What to do about divorce and ownership of corporation?

I own a C corporation, am the only shareholder and I have complete control over my income and paycheck. I wanted to know this since I will be going through a divorce very soon. Basically, I own the corporation but my actual part in it is not always the same. Most of the time I only show up to see how employees perform and how the business is doing financially. Also, I’m around for major decisions. I keep my income at average of 87K per year. Does my spouse have a right to include anything in an alimony other than my personal income? If so, please include reasoning for this.

Asked on June 25, 2012 under Family Law, New York


Brad Micklin / The Micklin Law Group

Answered 8 years ago | Contributor

Generally, the court will take your income as stated if that is the history while you were married. The court will add in any perks that you receive like auto expenses, travel and entertainment and similar business expenses that have a personal benefit.

There is a possibility, if she gets a good attorney, that they will argue that you should be imputed income. Courts will impute, or inflate, income if the court finds a person to be willfully underemployed with no just cause. It sounds like you run a large corporation. Presumably, you have a great deal of experience and/or education required to do this. One may argue that you purposely pay yourself less than you are worth and request that the court impute income to a higher level.

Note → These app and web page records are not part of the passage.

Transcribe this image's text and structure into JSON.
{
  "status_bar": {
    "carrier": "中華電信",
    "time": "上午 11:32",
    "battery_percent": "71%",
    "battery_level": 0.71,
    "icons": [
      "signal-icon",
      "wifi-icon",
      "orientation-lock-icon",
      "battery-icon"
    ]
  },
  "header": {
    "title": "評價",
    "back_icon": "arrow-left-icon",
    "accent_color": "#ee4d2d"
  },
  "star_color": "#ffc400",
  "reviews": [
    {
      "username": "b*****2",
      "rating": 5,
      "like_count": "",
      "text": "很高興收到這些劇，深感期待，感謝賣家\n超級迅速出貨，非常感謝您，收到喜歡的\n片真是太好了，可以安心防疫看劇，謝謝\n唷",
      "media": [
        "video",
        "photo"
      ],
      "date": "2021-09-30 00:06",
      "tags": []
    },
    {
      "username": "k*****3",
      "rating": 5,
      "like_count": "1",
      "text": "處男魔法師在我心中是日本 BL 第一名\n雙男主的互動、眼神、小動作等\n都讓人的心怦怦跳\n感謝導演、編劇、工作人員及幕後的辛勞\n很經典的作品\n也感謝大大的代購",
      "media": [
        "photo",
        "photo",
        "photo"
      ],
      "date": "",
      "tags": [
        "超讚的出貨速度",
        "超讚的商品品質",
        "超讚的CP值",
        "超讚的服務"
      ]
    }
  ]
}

IMPORTANT NOTICE: The Answer(s) provided above are for general information only. The attorney providing the answer was not serving as the attorney for the person submitting the question or in any attorney-client relationship with such person. Laws may vary from state to state, and sometimes change. Tiny variations in the facts, or a fact not set forth in a question, often can change a legal outcome or an attorney's conclusion. Although AttorneyPages.com has verified the attorney was admitted to practice law in at least one jurisdiction, he or she may not be authorized to practice law in the jurisdiction referred to in the question, nor is he or she necessarily experienced in the area of the law involved. Unlike the information in the Answer(s) above, upon which you should NOT rely, for personal advice you can rely upon we suggest you retain an attorney to represent you.